Several years ago, one of my sisters died of cancer. She was an Ursuline nun, possessed a deep faith and had, for many years, given herself over to the service of others with an unselfishness that was exceptional.
Yet, despite all this, she found it very hard to die, very hard to let go.
Why? I have seen others, with less faith, let go much more easily. In my sister’s case, this was the difficulty: She was not afraid of God, of the after-life, or of the unknown. This was not the issue.
The reason she found it so hard to die was, quite simply, that she loved her life so deeply.
She thoroughly loved and enjoyed her life. Friends, work, family, good food, good weather, good chocolate (her weakness), these she basked in.
She wasn’t a particularly reflective person, but she wasn’t a moody one either. Her impatience was with those who gave life too much of a tragic or stoic twist. This she considered pompous, false, a waste.
Life, for her, was good, something to be drunk in with delight. Her view: To enjoy life is to end up with a double chin. This is what separates the true Christian from the stoic. The formula worked for her. She had a happy life, did eventually develop a double chin and died a deeply loved woman. What this story highlights is something that is too often lost within spirituality, namely, that the highest compliment someone can give to a gift giver is to thoroughly enjoy the gift. The highest compliment we can give to God, our creator, is to thoroughly enjoy the gift of lie. One should never look a gift universe in the mouth! The best way to pay for a beautiful moment is to enjoy it.
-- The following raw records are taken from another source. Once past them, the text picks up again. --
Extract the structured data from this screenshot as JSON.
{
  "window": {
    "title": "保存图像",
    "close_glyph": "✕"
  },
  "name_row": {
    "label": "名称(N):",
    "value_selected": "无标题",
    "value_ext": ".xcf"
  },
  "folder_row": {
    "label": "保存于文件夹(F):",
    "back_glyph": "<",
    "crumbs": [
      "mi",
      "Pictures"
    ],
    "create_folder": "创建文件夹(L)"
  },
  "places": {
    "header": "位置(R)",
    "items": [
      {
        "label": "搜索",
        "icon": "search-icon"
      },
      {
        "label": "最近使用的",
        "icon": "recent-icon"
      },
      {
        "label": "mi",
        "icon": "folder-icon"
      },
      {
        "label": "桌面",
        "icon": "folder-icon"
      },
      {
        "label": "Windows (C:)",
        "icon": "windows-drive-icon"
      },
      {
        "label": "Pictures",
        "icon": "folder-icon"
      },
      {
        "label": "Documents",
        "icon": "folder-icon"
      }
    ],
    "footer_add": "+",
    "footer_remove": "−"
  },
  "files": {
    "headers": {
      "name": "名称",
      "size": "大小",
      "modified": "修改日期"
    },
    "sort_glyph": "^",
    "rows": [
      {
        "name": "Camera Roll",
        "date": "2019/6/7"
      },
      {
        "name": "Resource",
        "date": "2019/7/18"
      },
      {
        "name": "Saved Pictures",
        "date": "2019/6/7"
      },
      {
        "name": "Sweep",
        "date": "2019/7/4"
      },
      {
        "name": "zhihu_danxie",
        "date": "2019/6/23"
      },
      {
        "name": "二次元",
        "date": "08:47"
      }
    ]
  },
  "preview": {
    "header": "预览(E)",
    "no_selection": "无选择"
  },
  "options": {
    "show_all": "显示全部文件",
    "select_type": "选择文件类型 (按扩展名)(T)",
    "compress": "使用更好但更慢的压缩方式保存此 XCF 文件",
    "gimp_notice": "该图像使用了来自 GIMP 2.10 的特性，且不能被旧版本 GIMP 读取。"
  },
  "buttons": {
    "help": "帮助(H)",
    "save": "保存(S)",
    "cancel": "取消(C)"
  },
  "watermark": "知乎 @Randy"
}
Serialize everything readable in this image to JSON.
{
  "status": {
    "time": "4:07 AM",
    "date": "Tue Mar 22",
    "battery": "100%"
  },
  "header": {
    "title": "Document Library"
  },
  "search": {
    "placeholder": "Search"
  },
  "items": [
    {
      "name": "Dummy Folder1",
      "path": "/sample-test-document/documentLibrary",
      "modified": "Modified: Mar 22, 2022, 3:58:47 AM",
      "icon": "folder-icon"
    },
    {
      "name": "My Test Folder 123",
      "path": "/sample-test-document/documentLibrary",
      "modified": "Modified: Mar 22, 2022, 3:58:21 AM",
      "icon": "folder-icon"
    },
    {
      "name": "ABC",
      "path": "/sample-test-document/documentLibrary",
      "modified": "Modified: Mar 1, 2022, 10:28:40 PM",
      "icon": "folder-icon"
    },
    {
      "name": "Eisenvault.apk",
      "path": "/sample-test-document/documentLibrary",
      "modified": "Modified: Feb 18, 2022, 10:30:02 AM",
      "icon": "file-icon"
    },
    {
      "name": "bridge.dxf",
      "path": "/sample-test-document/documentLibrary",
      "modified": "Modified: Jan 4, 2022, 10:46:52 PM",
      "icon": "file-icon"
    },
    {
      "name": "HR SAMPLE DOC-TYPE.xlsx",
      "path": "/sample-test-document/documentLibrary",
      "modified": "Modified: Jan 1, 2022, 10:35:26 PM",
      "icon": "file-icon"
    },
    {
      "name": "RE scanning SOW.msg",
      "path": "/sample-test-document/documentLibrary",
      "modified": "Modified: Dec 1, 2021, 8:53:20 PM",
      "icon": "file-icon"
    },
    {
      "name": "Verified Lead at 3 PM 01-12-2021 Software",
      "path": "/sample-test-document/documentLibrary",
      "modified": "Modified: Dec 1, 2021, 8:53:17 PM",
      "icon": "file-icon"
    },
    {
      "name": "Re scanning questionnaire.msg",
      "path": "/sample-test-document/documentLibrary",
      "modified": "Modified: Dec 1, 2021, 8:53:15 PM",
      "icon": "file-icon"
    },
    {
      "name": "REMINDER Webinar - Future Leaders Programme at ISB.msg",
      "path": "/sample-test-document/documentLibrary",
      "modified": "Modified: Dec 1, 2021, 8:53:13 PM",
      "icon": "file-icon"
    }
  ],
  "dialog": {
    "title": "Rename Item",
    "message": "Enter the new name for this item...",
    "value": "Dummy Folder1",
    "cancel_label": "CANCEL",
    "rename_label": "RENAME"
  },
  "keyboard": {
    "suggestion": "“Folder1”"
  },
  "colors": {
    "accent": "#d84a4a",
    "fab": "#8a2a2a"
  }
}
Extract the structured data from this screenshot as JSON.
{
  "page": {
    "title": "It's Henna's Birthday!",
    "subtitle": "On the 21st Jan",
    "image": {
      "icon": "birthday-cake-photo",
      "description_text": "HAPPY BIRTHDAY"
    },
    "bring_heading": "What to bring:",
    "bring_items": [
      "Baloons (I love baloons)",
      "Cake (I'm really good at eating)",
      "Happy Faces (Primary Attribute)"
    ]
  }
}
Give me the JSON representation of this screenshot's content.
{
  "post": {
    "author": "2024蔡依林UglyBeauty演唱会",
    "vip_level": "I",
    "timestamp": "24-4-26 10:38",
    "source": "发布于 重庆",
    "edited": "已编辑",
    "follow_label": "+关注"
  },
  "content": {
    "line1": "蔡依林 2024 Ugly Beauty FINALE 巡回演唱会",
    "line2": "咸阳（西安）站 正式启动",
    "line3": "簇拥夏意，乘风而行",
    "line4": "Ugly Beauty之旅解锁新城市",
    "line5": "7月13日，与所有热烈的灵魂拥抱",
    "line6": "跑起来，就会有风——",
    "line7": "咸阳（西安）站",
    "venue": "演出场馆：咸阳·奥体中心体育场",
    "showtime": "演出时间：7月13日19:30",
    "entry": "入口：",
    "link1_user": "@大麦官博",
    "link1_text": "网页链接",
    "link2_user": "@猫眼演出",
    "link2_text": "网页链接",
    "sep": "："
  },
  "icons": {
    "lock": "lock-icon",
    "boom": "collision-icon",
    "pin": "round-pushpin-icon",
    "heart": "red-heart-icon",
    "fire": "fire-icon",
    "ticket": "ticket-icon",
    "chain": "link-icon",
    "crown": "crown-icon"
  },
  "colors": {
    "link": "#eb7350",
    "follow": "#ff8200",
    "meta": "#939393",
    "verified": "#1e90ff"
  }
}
More often than not, this is not the message that has come through in Christian spirituality, or in virtually every other spirituality and secular philosophy for that matter. Mostly what has been presented as mature, as the ideal to be imitated, is stoicism, the Hamlet-figure, the Socrates-figure, the person who is somehow above and detached from the enjoyments, pleasures and delights of the ordinary person.
A saint who craves chocolate! There aren’t many icons, outside of Buddhism, that show someone with a double chin. We are the poorer for that. What is not mature is our spiritual understanding. We have mistaken Hamlet for Jesus, stoicism for Christianity, despair for healthy detachment.
This needs correction. The Christian, as John Shea is so fond of pointing out, is not the noble anti-hero, luxuriating in despair, but the child of the kingdom, the grace-merry person who, while sharing fully in the tears of this world, is ultimately distinguished through his or her laughter.
To consider life as tragic is to not believe in the resurrection. It is also to not imitate Christ who shocked as many people with his capacity to enjoy the earth as he did with his challenge to live in the face of the fact that this world is not our true home.
I was taught this lesson by Gustavo Gutierrez, the father of liberation theology. I was once fortunate enough to meet him. He is a man with a passion for justice but he is also a man with a passion for life. I remember an incident some years back when he came to deliver some lectures at the college where I was teaching. My job was to pick him up from the airport, take him to breakfast and get him settled in. I guided him into my car with considerable trepidation for, in my mind, I was transporting an icon.
That feeling, unfair as it was, disappeared when I took him to breakfast in our college cafeteria. He wasn’t a pious icon, he was man, and he was a man who thoroughly enjoys his breakfast!
After loading his plate with a generous sample of everything that our cooks had laid out, he sat down to the table, said a grace, and then made the pronouncement: “I like eating! When I was a child there often wasn’t enough food. Now, when there is, I thoroughly enjoy it!”
He enjoyed good food without apology. He also had the beginnings of a double chin. Hardly what you expect from the father of liberation theology! But then people didn’t expect that of Jesus either.
Passing strange, yet strangely true, but it is invariably those who see and live out most clearly the fact that this world is not our true home who also have the ability to enjoy life most fully. Occasionally too they have double chins. My sister would have liked Gutierrez. They would have enjoyed chocolate together.
The best way to thank a gift giver is to thoroughly enjoy the gift.